=== Section Start ===

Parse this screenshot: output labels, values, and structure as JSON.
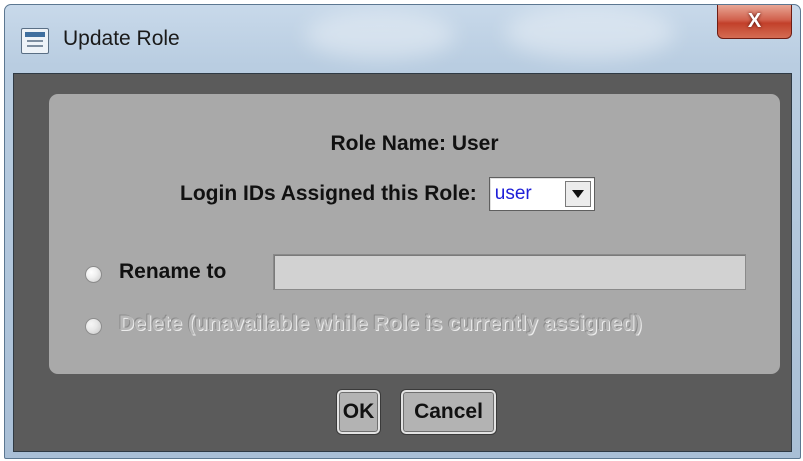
{
  "window": {
    "title": "Update Role",
    "close_label": "X"
  },
  "dialog": {
    "role_name_text": "Role Name: User",
    "login_ids_label": "Login IDs Assigned this Role:",
    "login_select_value": "user",
    "rename_label": "Rename to",
    "rename_value": "",
    "delete_label": "Delete (unavailable while Role is currently assigned)"
  },
  "buttons": {
    "ok": "OK",
    "cancel": "Cancel"
  },
  "colors": {
    "client_background": "#5b5b5b",
    "panel_background": "#a9a9a9",
    "select_text": "#1e1ed8",
    "close_button": "#c2402a"
  },
  "icons": {
    "window": "window-app-icon",
    "close": "close-icon",
    "dropdown": "chevron-down-icon"
  }
}
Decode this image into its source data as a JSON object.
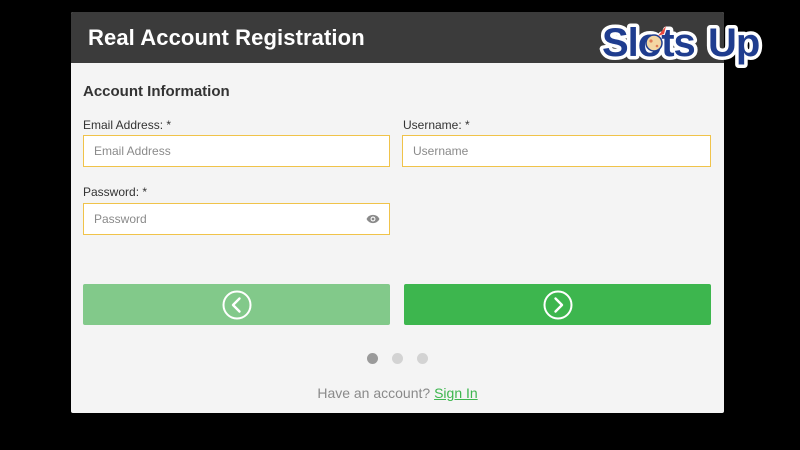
{
  "modal": {
    "title": "Real Account Registration",
    "section_title": "Account Information"
  },
  "form": {
    "email": {
      "label": "Email Address: *",
      "placeholder": "Email Address",
      "value": ""
    },
    "username": {
      "label": "Username: *",
      "placeholder": "Username",
      "value": ""
    },
    "password": {
      "label": "Password: *",
      "placeholder": "Password",
      "value": ""
    }
  },
  "navigation": {
    "prev_icon": "chevron-left-circle-icon",
    "next_icon": "chevron-right-circle-icon",
    "steps_total": 3,
    "step_current": 1
  },
  "footer": {
    "prompt": "Have an account?",
    "link_label": "Sign In"
  },
  "logo": {
    "text_part1": "Slots",
    "text_part2": "Up"
  },
  "colors": {
    "header_bg": "#3b3b3b",
    "body_bg": "#f4f4f4",
    "field_border": "#f0c34a",
    "next_btn": "#3db64e",
    "prev_btn": "#82c98a",
    "link": "#3db64e",
    "logo_blue": "#1f3d8f"
  }
}
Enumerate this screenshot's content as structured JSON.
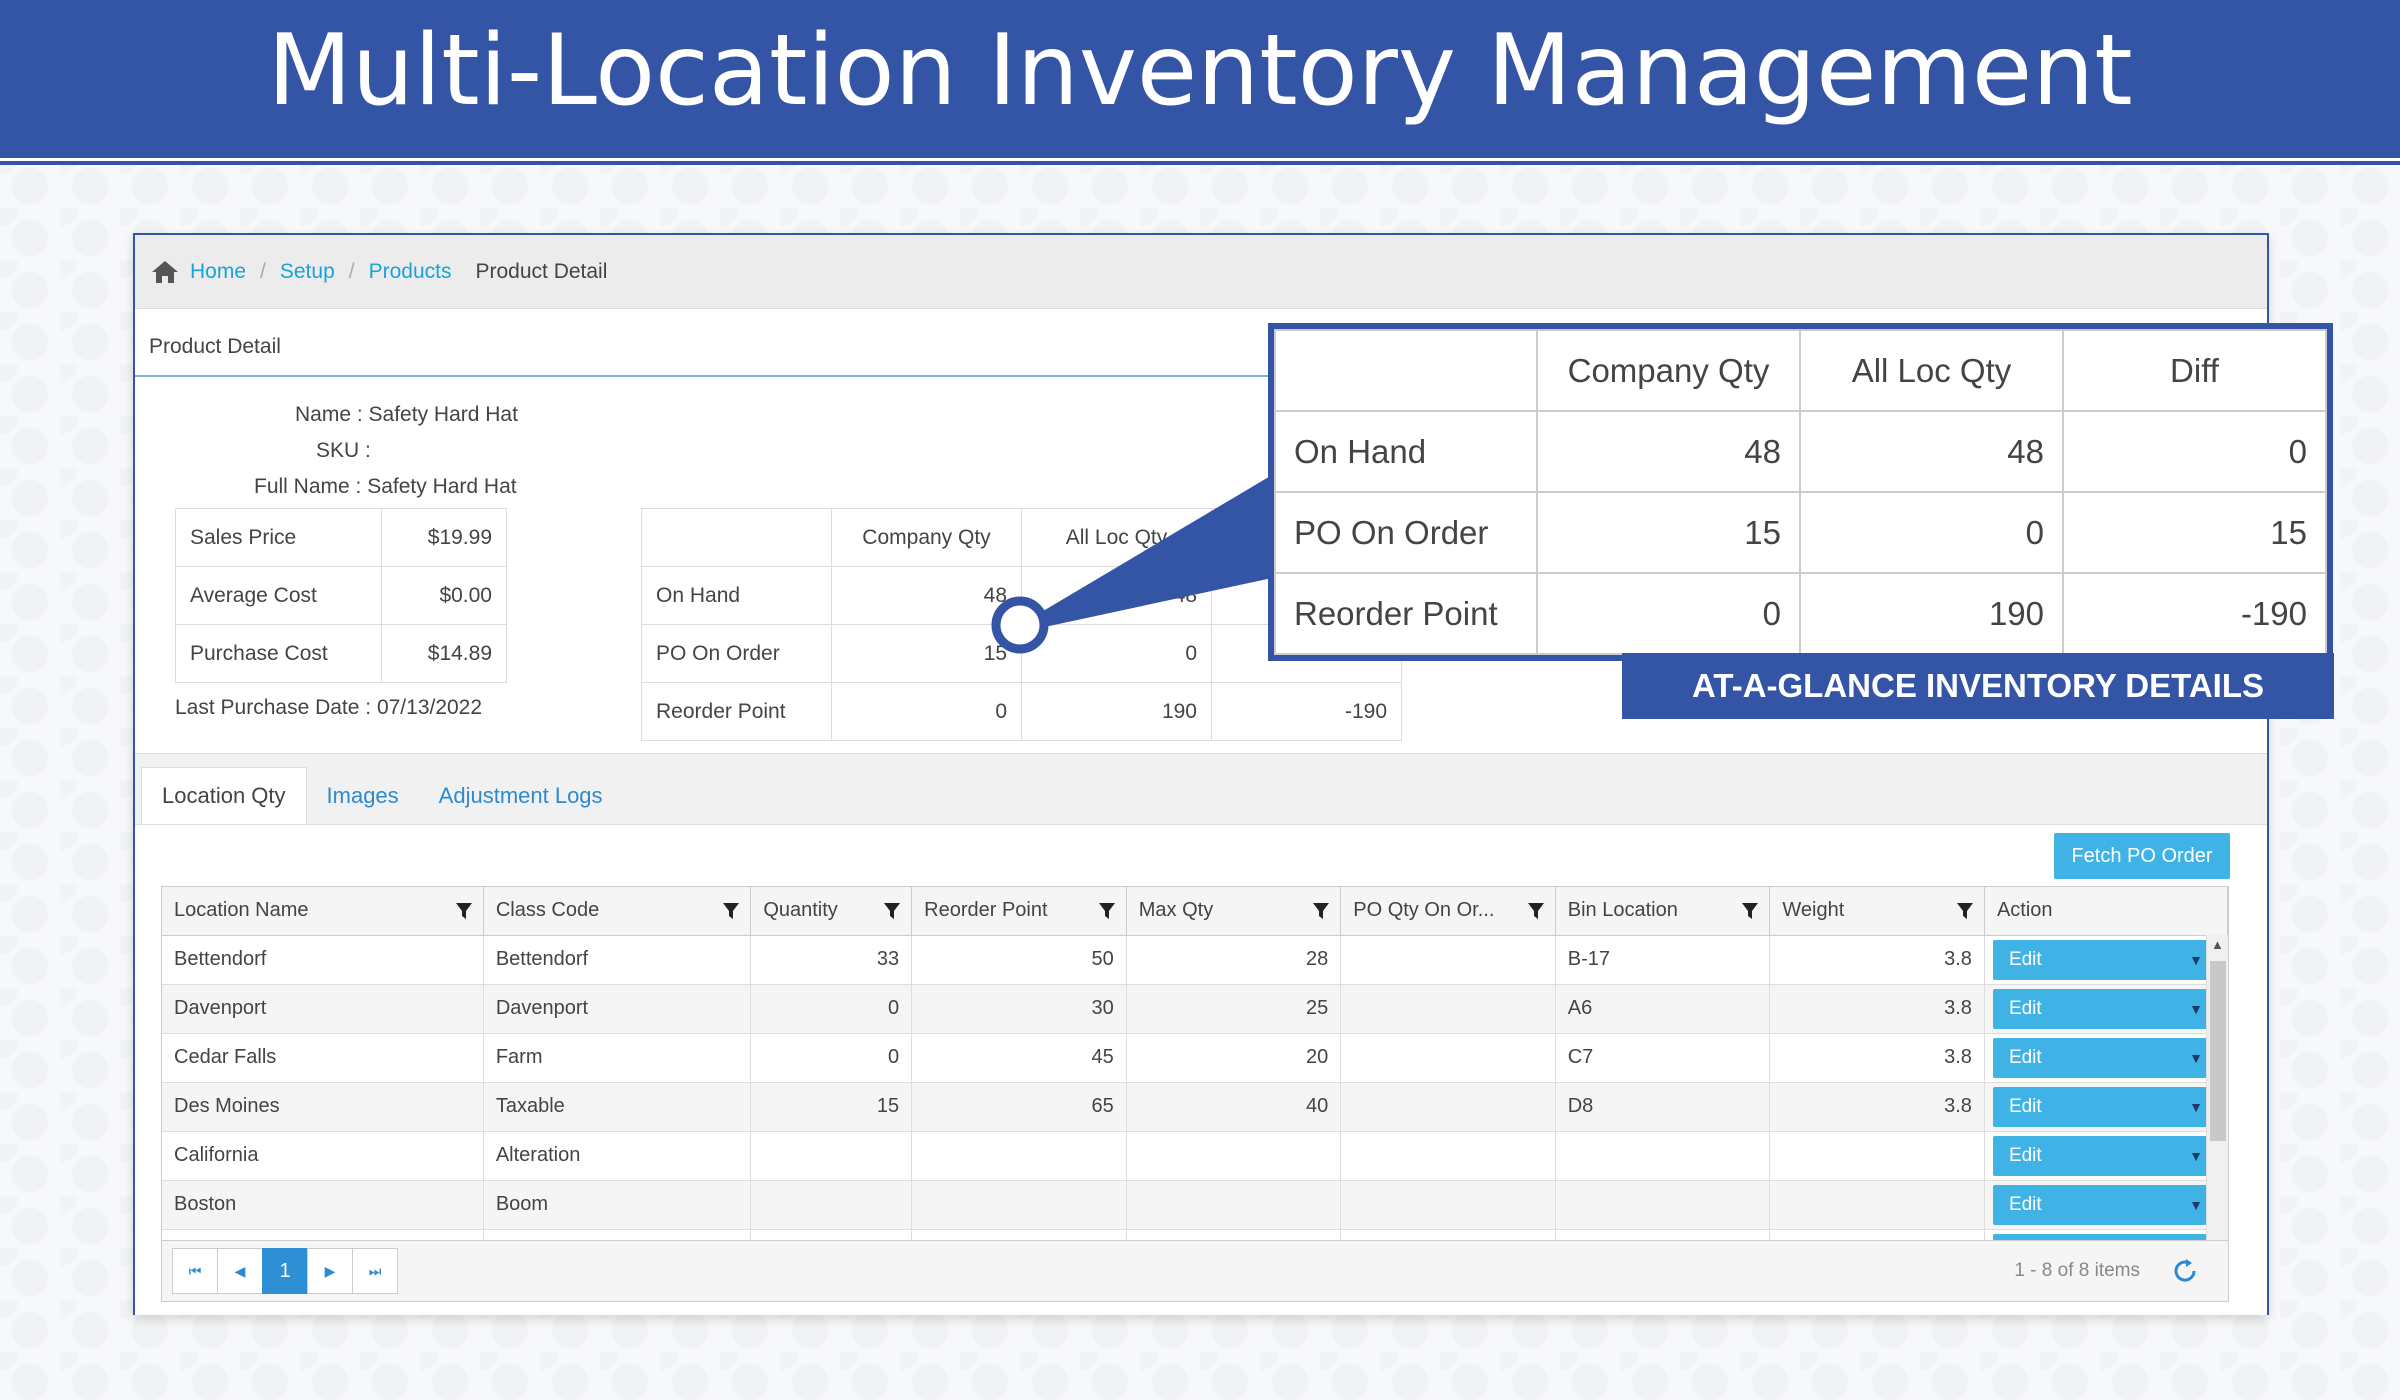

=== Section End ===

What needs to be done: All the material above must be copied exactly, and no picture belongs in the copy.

Expected answer:
Parse this screenshot: output labels, values, and structure as JSON.
{
  "window": {
    "title": "Update Role",
    "close_label": "X"
  },
  "dialog": {
    "role_name_text": "Role Name: User",
    "login_ids_label": "Login IDs Assigned this Role:",
    "login_select_value": "user",
    "rename_label": "Rename to",
    "rename_value": "",
    "delete_label": "Delete (unavailable while Role is currently assigned)"
  },
  "buttons": {
    "ok": "OK",
    "cancel": "Cancel"
  },
  "colors": {
    "client_background": "#5b5b5b",
    "panel_background": "#a9a9a9",
    "select_text": "#1e1ed8",
    "close_button": "#c2402a"
  },
  "icons": {
    "window": "window-app-icon",
    "close": "close-icon",
    "dropdown": "chevron-down-icon"
  }
}
Decode this image into its source data as a JSON object.
{
  "modal": {
    "title": "Real Account Registration",
    "section_title": "Account Information"
  },
  "form": {
    "email": {
      "label": "Email Address: *",
      "placeholder": "Email Address",
      "value": ""
    },
    "username": {
      "label": "Username: *",
      "placeholder": "Username",
      "value": ""
    },
    "password": {
      "label": "Password: *",
      "placeholder": "Password",
      "value": ""
    }
  },
  "navigation": {
    "prev_icon": "chevron-left-circle-icon",
    "next_icon": "chevron-right-circle-icon",
    "steps_total": 3,
    "step_current": 1
  },
  "footer": {
    "prompt": "Have an account?",
    "link_label": "Sign In"
  },
  "logo": {
    "text_part1": "Slots",
    "text_part2": "Up"
  },
  "colors": {
    "header_bg": "#3b3b3b",
    "body_bg": "#f4f4f4",
    "field_border": "#f0c34a",
    "next_btn": "#3db64e",
    "prev_btn": "#82c98a",
    "link": "#3db64e",
    "logo_blue": "#1f3d8f"
  }
}
Enumerate this screenshot's content as structured JSON.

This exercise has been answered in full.